INPUT FOR THIS TASK:

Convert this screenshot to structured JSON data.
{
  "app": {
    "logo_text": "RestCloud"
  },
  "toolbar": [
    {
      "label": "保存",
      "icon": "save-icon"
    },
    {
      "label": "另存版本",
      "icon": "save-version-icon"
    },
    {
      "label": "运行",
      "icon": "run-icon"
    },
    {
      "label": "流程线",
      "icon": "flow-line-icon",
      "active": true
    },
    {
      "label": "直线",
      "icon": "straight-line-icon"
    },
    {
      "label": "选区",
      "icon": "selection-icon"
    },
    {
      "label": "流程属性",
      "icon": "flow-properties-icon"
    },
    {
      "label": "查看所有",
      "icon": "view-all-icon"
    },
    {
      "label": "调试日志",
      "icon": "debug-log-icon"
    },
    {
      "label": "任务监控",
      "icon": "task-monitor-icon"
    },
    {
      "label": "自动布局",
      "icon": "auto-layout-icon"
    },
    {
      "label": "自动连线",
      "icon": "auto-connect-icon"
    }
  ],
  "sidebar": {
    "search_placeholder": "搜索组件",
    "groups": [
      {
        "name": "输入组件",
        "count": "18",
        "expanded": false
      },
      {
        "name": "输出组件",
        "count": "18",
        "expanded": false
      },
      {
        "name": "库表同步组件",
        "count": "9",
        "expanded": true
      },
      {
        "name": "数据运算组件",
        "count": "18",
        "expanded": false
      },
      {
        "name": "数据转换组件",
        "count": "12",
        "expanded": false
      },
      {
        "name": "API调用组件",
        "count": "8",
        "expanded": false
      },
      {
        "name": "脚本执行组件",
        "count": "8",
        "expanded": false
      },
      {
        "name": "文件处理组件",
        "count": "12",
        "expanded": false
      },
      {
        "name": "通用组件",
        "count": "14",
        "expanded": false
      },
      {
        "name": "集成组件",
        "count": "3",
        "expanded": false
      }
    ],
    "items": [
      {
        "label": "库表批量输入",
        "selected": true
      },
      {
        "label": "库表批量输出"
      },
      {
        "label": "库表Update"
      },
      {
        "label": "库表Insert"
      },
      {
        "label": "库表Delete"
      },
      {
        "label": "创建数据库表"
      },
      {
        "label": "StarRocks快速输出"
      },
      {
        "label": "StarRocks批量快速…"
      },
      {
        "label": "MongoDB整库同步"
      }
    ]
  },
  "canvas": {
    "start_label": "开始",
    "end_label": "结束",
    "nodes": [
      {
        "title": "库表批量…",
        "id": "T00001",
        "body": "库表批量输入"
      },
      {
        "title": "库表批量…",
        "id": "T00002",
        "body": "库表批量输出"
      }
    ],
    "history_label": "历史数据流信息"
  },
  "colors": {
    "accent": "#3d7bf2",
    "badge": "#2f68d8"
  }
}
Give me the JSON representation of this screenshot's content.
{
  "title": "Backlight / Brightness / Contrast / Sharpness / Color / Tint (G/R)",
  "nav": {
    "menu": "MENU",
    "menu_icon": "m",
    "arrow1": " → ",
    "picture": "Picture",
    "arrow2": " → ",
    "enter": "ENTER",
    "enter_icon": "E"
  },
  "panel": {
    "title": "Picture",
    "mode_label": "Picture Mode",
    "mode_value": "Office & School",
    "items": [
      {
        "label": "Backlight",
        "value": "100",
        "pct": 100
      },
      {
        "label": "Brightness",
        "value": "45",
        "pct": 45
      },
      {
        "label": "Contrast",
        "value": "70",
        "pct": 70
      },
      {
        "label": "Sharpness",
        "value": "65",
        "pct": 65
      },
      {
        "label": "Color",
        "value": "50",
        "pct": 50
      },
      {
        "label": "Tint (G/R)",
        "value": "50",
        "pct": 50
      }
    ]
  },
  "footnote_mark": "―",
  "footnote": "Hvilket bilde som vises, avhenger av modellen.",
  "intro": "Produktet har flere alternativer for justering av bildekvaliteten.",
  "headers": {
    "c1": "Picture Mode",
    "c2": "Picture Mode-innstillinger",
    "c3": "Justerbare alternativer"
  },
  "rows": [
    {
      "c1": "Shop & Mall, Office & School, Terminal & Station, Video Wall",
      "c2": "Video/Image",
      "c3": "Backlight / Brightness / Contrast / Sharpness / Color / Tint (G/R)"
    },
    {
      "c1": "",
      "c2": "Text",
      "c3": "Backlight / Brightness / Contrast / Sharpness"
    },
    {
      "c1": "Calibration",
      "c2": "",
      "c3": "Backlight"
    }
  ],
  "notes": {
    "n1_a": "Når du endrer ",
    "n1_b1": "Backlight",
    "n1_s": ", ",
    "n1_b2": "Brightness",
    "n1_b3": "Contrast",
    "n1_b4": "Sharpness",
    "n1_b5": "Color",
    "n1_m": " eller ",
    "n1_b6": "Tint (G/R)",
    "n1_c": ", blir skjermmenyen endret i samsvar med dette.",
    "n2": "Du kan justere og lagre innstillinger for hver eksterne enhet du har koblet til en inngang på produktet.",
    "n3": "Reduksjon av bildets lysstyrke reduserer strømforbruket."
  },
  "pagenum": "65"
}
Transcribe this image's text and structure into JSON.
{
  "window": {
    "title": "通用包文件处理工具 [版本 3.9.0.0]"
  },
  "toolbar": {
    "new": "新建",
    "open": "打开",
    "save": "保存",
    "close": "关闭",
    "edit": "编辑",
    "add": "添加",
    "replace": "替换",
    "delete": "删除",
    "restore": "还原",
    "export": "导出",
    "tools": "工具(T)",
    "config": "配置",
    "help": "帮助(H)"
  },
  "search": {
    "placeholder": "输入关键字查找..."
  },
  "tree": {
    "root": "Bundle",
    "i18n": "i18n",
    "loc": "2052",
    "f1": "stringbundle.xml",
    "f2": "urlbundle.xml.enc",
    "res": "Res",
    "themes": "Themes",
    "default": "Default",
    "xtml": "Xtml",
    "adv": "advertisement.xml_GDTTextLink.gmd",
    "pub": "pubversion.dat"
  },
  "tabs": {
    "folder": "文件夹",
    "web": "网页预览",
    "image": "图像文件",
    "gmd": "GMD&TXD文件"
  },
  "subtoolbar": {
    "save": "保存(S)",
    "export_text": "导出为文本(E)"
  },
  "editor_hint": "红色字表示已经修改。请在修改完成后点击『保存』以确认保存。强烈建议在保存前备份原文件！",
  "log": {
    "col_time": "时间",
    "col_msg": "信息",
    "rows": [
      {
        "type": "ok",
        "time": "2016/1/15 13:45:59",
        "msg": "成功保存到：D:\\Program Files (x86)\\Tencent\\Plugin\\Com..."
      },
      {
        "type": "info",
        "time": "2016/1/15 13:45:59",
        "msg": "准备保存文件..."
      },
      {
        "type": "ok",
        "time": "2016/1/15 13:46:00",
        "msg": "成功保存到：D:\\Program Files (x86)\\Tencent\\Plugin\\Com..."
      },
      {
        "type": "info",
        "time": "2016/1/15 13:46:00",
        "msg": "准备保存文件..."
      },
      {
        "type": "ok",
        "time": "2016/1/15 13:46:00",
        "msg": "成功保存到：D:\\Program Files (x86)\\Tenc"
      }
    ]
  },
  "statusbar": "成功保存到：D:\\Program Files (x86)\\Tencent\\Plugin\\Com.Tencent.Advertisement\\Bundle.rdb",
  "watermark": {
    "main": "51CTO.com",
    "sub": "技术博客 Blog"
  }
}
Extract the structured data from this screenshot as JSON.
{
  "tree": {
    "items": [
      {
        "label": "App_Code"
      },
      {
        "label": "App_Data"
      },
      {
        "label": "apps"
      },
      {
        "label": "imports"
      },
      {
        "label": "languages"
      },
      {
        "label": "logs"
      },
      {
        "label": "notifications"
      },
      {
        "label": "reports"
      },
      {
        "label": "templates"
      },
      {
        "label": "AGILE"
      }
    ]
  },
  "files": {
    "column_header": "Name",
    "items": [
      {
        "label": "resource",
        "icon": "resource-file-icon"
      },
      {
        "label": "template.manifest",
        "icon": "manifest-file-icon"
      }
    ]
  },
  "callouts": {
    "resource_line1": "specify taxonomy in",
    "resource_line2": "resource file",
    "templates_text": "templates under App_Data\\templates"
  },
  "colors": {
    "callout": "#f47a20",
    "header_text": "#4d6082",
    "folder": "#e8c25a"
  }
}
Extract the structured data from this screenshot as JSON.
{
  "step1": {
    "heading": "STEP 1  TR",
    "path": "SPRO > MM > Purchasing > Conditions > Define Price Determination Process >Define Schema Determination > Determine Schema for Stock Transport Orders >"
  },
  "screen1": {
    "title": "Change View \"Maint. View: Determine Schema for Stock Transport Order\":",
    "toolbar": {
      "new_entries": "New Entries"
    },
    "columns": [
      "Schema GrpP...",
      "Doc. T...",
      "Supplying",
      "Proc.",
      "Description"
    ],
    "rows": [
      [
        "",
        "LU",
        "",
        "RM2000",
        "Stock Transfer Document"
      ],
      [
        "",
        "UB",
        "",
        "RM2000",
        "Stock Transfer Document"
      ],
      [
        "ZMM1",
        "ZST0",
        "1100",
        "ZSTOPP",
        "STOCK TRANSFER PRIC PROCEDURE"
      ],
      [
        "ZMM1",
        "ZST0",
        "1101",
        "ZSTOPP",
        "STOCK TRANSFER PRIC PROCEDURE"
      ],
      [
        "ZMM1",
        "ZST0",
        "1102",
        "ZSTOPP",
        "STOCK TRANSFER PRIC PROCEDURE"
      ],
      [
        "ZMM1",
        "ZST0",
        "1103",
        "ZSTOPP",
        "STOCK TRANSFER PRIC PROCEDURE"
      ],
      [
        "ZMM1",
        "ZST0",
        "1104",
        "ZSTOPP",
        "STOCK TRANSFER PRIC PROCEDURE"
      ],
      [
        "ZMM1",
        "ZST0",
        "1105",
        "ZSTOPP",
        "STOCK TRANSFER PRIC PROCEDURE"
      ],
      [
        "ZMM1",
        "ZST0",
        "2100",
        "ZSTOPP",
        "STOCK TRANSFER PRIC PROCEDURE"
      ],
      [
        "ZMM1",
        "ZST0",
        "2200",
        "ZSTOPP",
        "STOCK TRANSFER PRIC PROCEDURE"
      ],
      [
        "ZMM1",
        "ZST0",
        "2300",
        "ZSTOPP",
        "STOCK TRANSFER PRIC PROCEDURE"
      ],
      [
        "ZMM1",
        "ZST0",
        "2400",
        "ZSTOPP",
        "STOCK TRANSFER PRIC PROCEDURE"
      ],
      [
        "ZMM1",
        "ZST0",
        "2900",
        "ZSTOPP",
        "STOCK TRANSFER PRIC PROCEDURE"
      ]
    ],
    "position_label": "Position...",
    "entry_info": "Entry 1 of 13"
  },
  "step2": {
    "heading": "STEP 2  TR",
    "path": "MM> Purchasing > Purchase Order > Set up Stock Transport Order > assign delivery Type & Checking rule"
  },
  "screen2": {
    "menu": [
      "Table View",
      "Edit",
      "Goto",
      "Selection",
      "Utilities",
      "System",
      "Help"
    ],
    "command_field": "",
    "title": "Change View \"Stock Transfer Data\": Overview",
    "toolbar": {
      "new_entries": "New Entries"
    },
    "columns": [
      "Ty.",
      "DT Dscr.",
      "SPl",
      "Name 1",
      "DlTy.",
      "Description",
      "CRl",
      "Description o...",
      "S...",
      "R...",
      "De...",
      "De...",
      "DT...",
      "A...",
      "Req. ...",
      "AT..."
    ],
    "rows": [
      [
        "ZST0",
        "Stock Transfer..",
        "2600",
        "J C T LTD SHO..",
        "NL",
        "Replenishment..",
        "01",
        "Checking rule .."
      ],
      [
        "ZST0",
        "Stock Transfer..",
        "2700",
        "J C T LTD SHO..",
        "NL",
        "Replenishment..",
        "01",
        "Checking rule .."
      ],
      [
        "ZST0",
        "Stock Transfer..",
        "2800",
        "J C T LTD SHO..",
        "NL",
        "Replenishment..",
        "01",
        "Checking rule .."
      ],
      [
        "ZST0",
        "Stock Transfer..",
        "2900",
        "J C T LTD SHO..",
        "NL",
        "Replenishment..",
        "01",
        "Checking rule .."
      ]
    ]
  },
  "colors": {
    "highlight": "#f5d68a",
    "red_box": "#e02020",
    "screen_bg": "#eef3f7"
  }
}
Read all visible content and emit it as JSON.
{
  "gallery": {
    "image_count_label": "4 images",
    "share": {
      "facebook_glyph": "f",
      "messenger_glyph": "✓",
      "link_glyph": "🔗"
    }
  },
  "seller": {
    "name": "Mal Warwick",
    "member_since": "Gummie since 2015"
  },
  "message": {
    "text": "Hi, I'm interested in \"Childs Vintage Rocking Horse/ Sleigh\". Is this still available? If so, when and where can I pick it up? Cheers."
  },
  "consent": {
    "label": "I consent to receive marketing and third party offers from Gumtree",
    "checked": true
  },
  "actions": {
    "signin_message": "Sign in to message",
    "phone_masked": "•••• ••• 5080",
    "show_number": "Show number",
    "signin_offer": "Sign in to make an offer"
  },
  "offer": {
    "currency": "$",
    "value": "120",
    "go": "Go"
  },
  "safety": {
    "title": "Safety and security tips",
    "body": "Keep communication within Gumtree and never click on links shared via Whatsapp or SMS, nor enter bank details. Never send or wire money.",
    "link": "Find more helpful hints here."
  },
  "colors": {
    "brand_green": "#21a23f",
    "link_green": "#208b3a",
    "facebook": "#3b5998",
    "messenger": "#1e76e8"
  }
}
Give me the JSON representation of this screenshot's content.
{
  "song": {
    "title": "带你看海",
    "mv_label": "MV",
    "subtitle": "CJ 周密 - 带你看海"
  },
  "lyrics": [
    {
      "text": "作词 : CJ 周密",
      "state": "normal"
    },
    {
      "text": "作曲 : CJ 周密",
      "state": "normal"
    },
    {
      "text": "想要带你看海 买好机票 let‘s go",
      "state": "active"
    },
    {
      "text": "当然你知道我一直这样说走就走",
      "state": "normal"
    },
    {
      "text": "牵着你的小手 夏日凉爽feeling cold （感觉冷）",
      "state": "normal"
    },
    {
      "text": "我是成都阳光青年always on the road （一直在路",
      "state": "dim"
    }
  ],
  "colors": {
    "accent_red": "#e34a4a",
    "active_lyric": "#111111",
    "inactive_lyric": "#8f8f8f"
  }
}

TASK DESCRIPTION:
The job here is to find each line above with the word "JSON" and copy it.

EXERCISE SOLUTION:
Convert this screenshot to structured JSON data.
Give me the JSON representation of this screenshot's content.
Transcribe this image's text and structure into JSON.
Extract the structured data from this screenshot as JSON.
Extract the structured data from this screenshot as JSON.
Read all visible content and emit it as JSON.
Give me the JSON representation of this screenshot's content.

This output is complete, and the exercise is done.